# To do:
Your answer should consist of each line below that includes the word "Провести".

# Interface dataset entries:
________________

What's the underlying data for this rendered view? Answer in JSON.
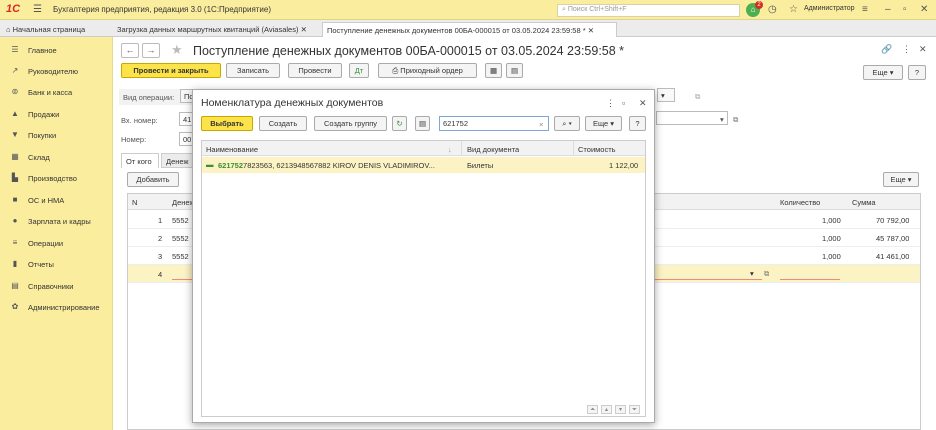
{
  "topbar": {
    "logo": "1С",
    "title": "Бухгалтерия предприятия, редакция 3.0  (1С:Предприятие)",
    "search_placeholder": "Поиск Ctrl+Shift+F",
    "notif_count": "2",
    "user": "Администратор"
  },
  "tabs": [
    {
      "label": "Начальная страница"
    },
    {
      "label": "Загрузка данных маршрутных квитанций (Aviasales)"
    },
    {
      "label": "Поступление денежных документов 00БА-000015 от 03.05.2024 23:59:58 *"
    }
  ],
  "sidebar": {
    "items": [
      {
        "label": "Главное",
        "icon": "☰"
      },
      {
        "label": "Руководителю",
        "icon": "↗"
      },
      {
        "label": "Банк и касса",
        "icon": "⊚"
      },
      {
        "label": "Продажи",
        "icon": "▲"
      },
      {
        "label": "Покупки",
        "icon": "▼"
      },
      {
        "label": "Склад",
        "icon": "▦"
      },
      {
        "label": "Производство",
        "icon": "▙"
      },
      {
        "label": "ОС и НМА",
        "icon": "■"
      },
      {
        "label": "Зарплата и кадры",
        "icon": "●"
      },
      {
        "label": "Операции",
        "icon": "≡"
      },
      {
        "label": "Отчеты",
        "icon": "▮"
      },
      {
        "label": "Справочники",
        "icon": "▤"
      },
      {
        "label": "Администрирование",
        "icon": "✿"
      }
    ]
  },
  "doc": {
    "title": "Поступление денежных документов 00БА-000015 от 03.05.2024 23:59:58 *",
    "btn_post_close": "Провести и закрыть",
    "btn_save": "Записать",
    "btn_post": "Провести",
    "btn_order": "Приходный ордер",
    "btn_more": "Еще",
    "btn_help": "?",
    "op_label": "Вид операции:",
    "op_value": "По",
    "in_num_label": "Вх. номер:",
    "in_num_value": "41",
    "num_label": "Номер:",
    "num_value": "00",
    "tab_from": "От кого",
    "tab_docs": "Денеж",
    "btn_add": "Добавить",
    "grid_headers": {
      "n": "N",
      "doc": "Денеж",
      "qty": "Количество",
      "sum": "Сумма"
    },
    "rows": [
      {
        "n": "1",
        "doc": "5552",
        "qty": "1,000",
        "sum": "70 792,00"
      },
      {
        "n": "2",
        "doc": "5552",
        "qty": "1,000",
        "sum": "45 787,00"
      },
      {
        "n": "3",
        "doc": "5552",
        "qty": "1,000",
        "sum": "41 461,00"
      },
      {
        "n": "4",
        "doc": "",
        "qty": "",
        "sum": ""
      }
    ]
  },
  "modal": {
    "title": "Номенклатура денежных документов",
    "btn_select": "Выбрать",
    "btn_create": "Создать",
    "btn_create_group": "Создать группу",
    "search_value": "621752",
    "btn_more": "Еще",
    "btn_help": "?",
    "headers": {
      "name": "Наименование",
      "type": "Вид документа",
      "cost": "Стоимость"
    },
    "row": {
      "name_highlight": "621752",
      "name_rest": "7823563, 6213948567882 KIROV DENIS VLADIMIROV...",
      "type": "Билеты",
      "cost": "1 122,00"
    }
  }
}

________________

# Answer to this problem:
    "btn_post_close": "Провести и закрыть",
    "btn_post": "Провести",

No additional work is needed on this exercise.